“People were generally very friendly and open, but as a white minority in black Africa, I definitely stuck out,” Hoffmann says. “It really set a standard for how I like to approach otherness. I grew up with such a diversity of concepts and cultural contacts that I knew in my heart at an early age that in the end there’s only one spirit and one humanness.”
Hoffmann, now a well-known artist who shows her work internationally, attended Catholic missionary school in Cameroon, where her father was working as an engineer. When she returned to Germany to study sculpting at the Johann Wolfgang Goethe University in Frankfurt, she took the imagery and inspiration of Africa with her.
“Africa is such a magical continent — the colors and the flora and the fauna are just so potent there,” Hoffmann says. “I think I subliminally absorbed a lot of that.”
The impact of that imagery is evident in Hoffmann’s paintings, which often depict female figures transposed over delicate psychedelic geometry and shifting shapes of animals and snakes. Her work is often classified as “visionary art,” a term that Hoffmann believes can also be applied to the work of artists such as Hieronymus Bosch, William Blake and Salvador Dali.
“I like to say that visionary art is the oldest uninterrupted art form on the planet. You can trace it from the beginning of culture and humanity if you look at the early cave paintings that depicted shamanic scenes of transformation,” Hoffmann says. “Visionary art is the most direct type of art; it’s a tool for understanding spirit and otherworldliness.”
Hoffmann’s husband, internationally acclaimed painter Robert Venosa, is also often labeled as a visionary artist, although their styles and subject matter differ markedly.
“We both paint in a similar vein, but Robert likes to paint the astral planes, and my emphasis is on the inner planes and the mystical experience,” Hoffman says. “I like to bring awareness to how we can all access expanded states of consciousness, through meditation, shamanic work, or whatever it takes. It’s such an important thing to tap into right now as the Earth is going through so many changes. We really need to change our awareness as a planetary unit and a global community.”
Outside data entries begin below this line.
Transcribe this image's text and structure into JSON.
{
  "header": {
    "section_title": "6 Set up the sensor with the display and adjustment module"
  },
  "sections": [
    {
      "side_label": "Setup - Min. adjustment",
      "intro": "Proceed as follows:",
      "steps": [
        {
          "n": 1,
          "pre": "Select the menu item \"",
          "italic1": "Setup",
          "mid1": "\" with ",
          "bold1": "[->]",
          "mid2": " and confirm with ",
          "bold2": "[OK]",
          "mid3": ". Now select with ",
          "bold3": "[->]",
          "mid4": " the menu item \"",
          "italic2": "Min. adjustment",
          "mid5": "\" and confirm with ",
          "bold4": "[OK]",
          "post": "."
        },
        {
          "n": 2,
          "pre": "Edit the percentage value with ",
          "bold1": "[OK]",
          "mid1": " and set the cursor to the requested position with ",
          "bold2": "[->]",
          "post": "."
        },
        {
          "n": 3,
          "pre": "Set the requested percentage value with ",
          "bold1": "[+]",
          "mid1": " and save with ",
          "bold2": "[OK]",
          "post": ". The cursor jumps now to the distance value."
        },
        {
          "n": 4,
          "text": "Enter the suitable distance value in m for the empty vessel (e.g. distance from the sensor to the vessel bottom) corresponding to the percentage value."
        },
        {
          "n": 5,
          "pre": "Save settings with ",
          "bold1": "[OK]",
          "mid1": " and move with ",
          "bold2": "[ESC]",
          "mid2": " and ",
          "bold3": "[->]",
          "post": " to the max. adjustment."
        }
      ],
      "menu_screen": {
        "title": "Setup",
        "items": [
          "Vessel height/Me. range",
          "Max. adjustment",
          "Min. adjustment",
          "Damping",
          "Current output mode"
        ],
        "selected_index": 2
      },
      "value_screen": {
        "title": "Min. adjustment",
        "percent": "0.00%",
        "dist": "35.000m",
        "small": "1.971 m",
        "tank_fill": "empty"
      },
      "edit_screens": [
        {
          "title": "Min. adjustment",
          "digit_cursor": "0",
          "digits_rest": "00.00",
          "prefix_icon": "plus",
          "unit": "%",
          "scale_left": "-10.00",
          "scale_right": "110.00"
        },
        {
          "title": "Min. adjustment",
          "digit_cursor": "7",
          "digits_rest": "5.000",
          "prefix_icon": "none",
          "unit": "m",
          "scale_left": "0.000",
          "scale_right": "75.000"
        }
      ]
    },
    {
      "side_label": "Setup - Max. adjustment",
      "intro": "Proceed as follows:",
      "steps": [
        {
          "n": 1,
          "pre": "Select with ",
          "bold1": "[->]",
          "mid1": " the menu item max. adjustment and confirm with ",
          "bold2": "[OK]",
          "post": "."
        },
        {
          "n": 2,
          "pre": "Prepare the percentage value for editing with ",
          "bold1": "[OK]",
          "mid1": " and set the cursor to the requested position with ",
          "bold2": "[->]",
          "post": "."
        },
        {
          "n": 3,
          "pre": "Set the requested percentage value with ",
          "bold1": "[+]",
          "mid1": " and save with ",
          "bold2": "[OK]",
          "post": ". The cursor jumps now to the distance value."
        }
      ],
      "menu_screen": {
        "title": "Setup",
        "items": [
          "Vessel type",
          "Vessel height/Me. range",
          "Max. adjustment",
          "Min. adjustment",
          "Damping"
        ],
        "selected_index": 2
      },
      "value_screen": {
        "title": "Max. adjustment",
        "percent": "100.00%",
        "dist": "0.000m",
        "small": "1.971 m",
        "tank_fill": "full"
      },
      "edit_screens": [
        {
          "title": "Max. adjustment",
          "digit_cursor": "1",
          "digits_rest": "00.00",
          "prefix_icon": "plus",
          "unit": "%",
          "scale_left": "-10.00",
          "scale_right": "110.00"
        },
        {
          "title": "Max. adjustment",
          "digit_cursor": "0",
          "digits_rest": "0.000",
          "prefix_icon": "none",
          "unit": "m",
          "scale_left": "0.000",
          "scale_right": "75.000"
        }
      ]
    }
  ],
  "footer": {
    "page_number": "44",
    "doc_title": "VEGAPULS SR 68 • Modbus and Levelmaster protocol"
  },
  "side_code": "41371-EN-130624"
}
In an effort to spread this message, Hoffmann and Venosa spend a majority of their time traveling around the world teaching workshops and doing live painting performances at music festivals. Their workshops focus on helping people tap into their own unhindered creativity while also teaching them modern approaches to time-tested painting techniques.
“Often there’s a tremendous amount of fear in people when they start with the creative process,” Hoffmann says. “Everyone has incredible insights within them at any given moment, and we’re just trying to offer people an approach to make those insights more available.”
When they’re not traveling and teaching, Hoffmann and Venosa spend their time painting in their home studios in Boulder.
“Boulder is a wonderful base. It offers the right combo of healthy organic lifestyle and good consciousness,” Hoffmann says. “People are very awake here, and they know what’s important in life: a healthy body, a healthy mind and a good spiritual base.”
Hoffmann is adamant that art has great value, not only as a transcendent experience, but also as a force that shapes and structures the material world.
“In mainstream society, art is considered a luxury, something that’s only acceptable for the chosen few. People think that artists just have a good time and goof off,” Hoffmann says. “Robert likes to say that if you look around, everything that you see was created by an artist at a certain point. Behind every object, there’s always an artist that combined functionality with a certain appealing shape. Art is the fundamental structure of our lives; it’s an amazing service.”